Exiled from the capital for over two decades but now finding their feet back in the Big Smoke, there is a charm to the London Irish story.
Moving home is never easy, but in the Brentford Community Stadium they have a more permanent base. Now they need to show they can make it work on the field.
London Irish haven’t won a game of rugby in the Premiership since April. In their last 11 played matches they have lost nine and drawn two. They have the squad and facilities to challenge for top-flight European places, so what is going so wrong?
Irish’s Crazy Quarter
The rugby isn’t bad. In fact, it’s very entertaining. The squad is of high quality; a mixture of home-grown talent and classy foreign imports. It’s just not adding up to an 80-minute performance, and opposition sides find Irish too easy to suss out during this period of the match.
The team tends to have a quarter of each match where anything goes. Almost as if their footballing neighbours, Brentford, have turned up, the Exiles tend to open up and try a little bit of everything.
Often it works in part, with the side able to use their exciting wingers, Ollie Hassell-Collins and Ben Loader, to run onto flat passes and kicks in behind, often to score.
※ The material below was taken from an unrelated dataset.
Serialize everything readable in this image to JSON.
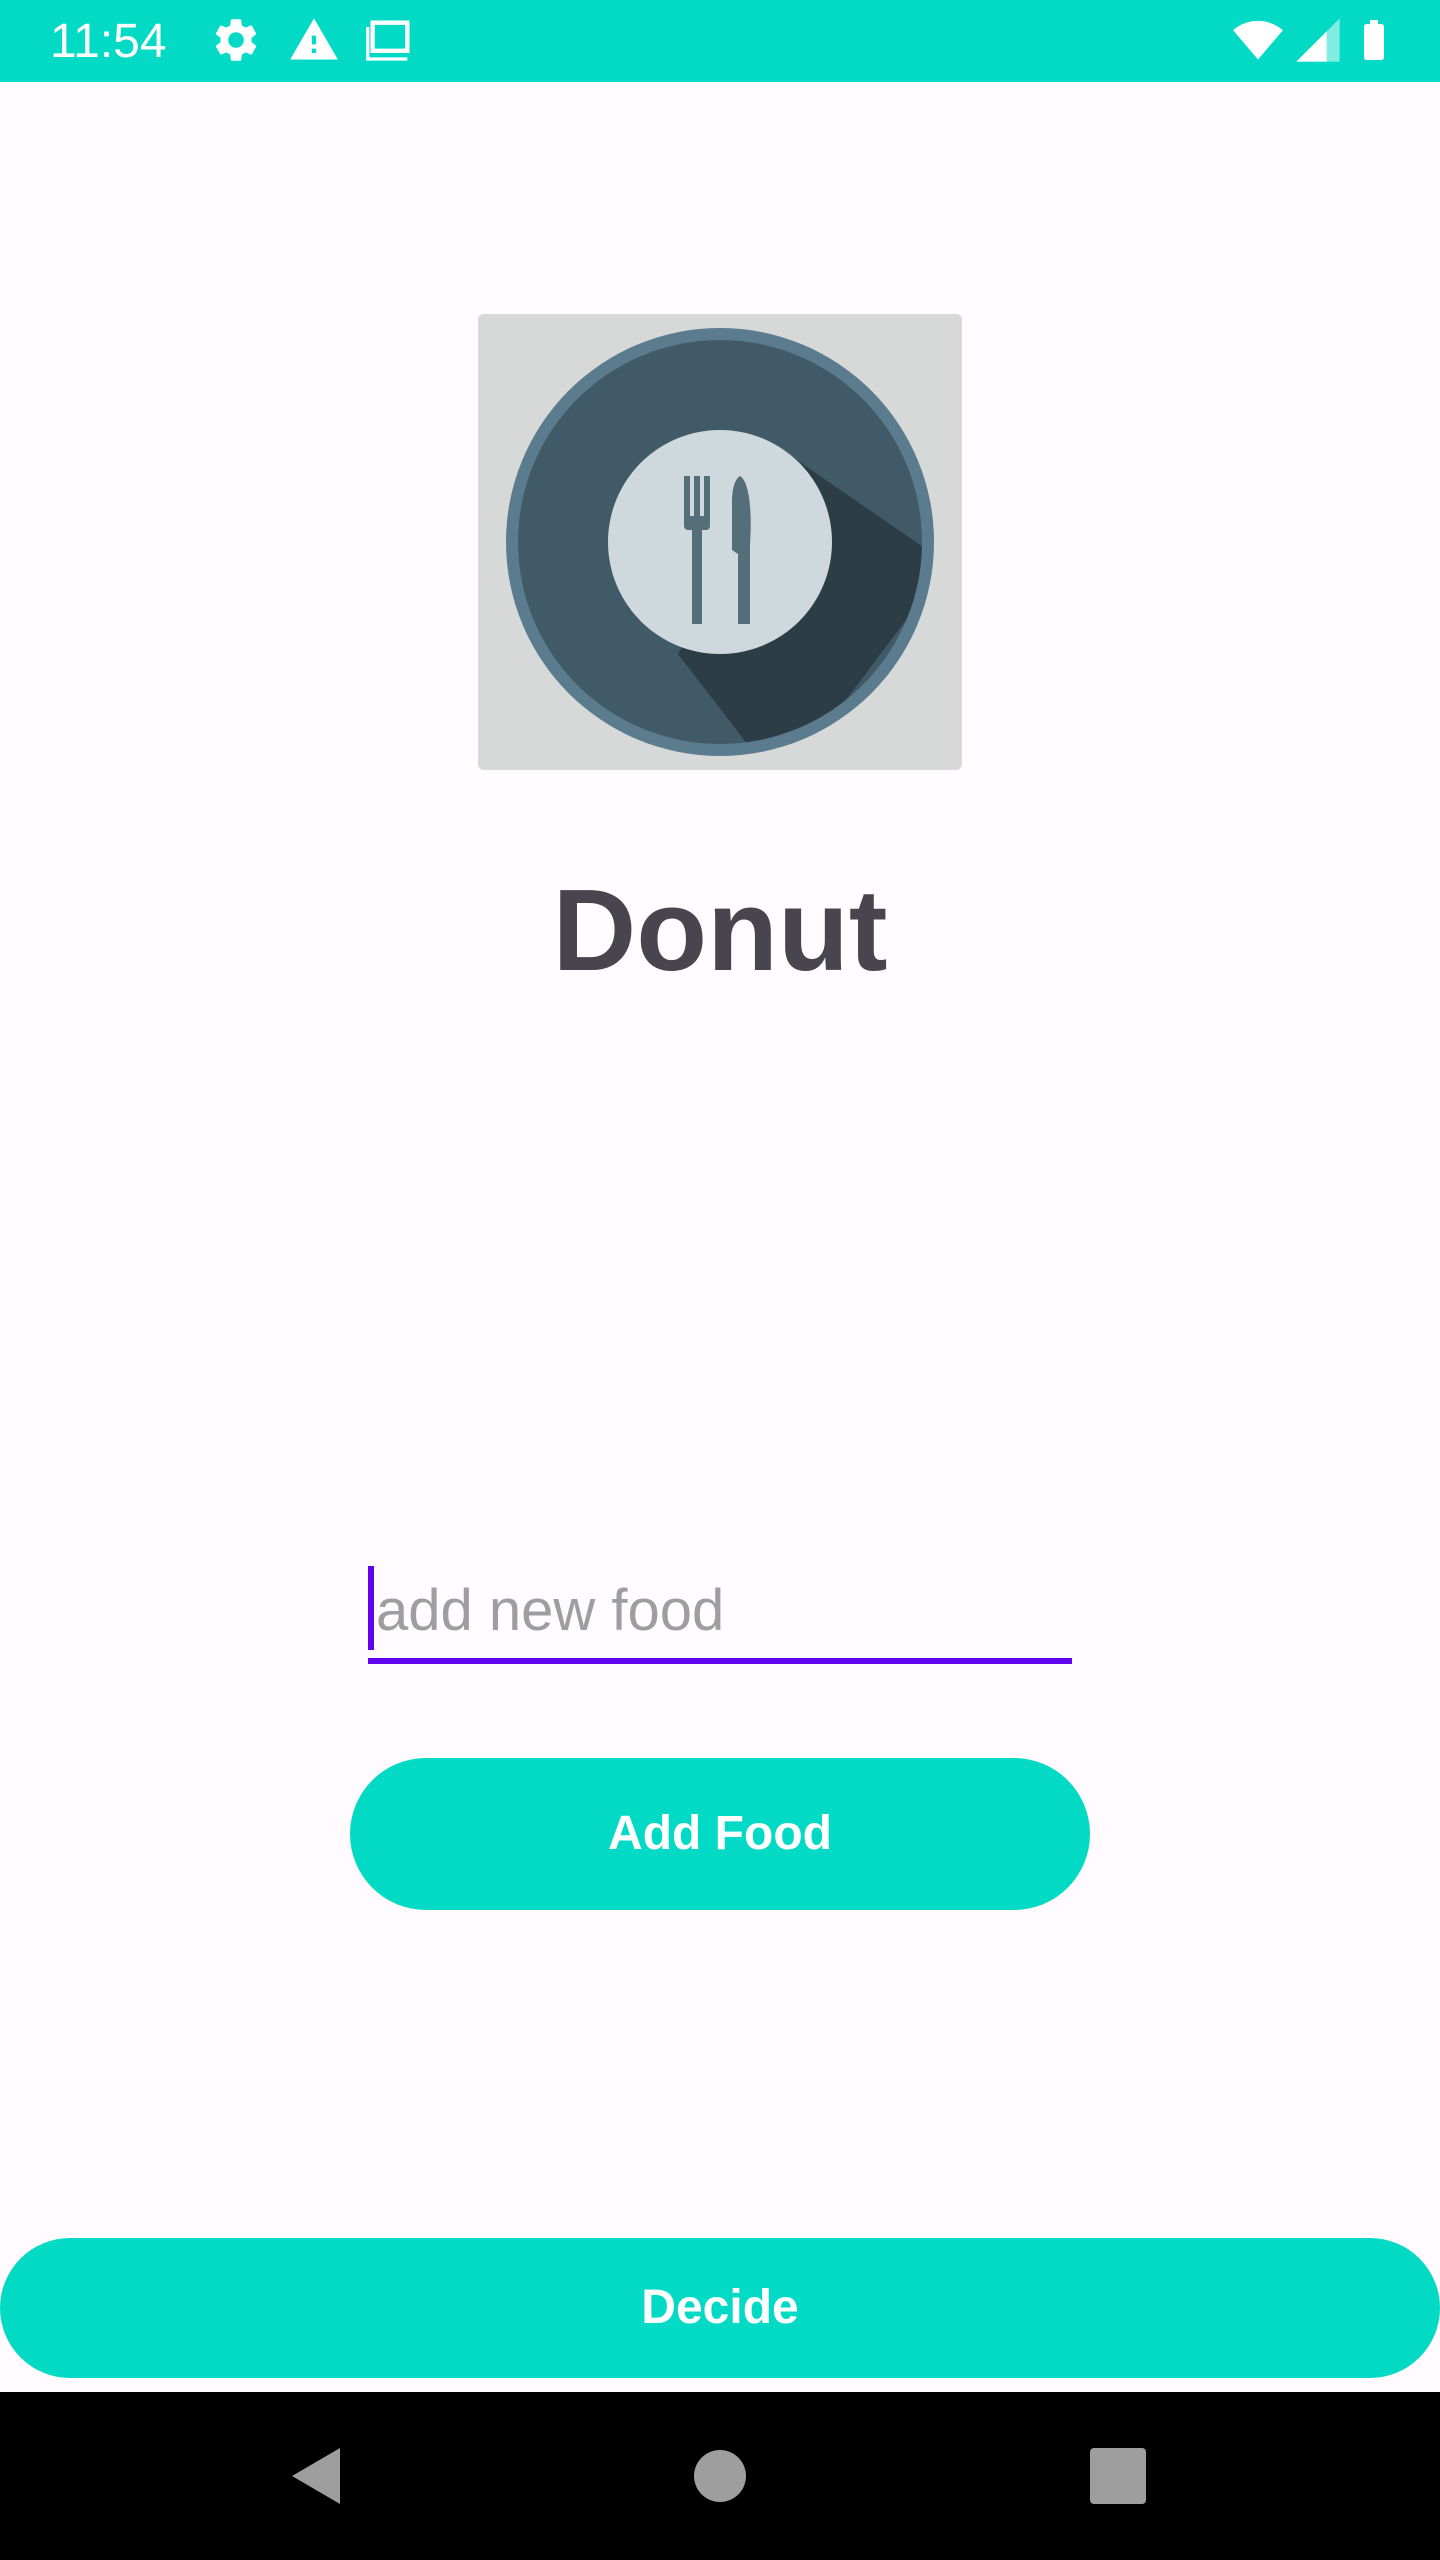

However, when a game becomes so loose, it’s inevitable that you too will become defensively shaky. Irish, for that 20 minutes per game, often become leaky. Easier to bulldoze over, easier to break down and easier to get through and behind.
The rugby is of the “you score 20 and we’ll score 21” mentality. But when they come up against more rounded squads, they struggle to outscore their opponents. They even struggled against Worcester, who have just two wins in 26.
Agustin Creevy, the former Argentina captain, and Australian duo Rob Simmons and Adam Coleman are more experienced heads among the very talented but youthful English-qualified players.
But Irish suffer when those quality imports are substituted. Very few squads can replace such quality with equivalent talent, and Irish are no different. Their young side simply doesn’t have the rugby knowhow that the likes of Creevy have: getting out of ruts, turning the screw and not slowing down when in the lead.
Without true leadership across the entire 80 minutes, in both the forwards and the backs, Irish have struggled to close games out and attract new stars or keep the existing talent.
Just Hold On
Irish have always provided fertile ground for English talent. Their very strong academy tends to nurture players before other clubs snap up the best. Anthony Watson, Marland Yarde, Jonathan Joseph and Jack and Tom Willis were all part of the London Irish set-up when the side was based in Reading.
Their performances on the field may not be earning wins for the club, but some of the individual displays will be raising eyebrows elsewhere. Quality on the wings and young forwards learning off some of the Premiership’s best can only add to their value.
The question for Irish is: do we win now or lose everything later?
Without a win in the next couple of weekends: senior players and their agents will begin looking elsewhere for contracts, non-season ticket holders will question whether they should attend and the owners will eventually wonder whether the project worth the effort.
It’ll come for Irish. But until it does, until that rut of not winning comes to a conclusion, having the belief they can turn around matches in the manner of defending champions Harlequins will be ephemeral.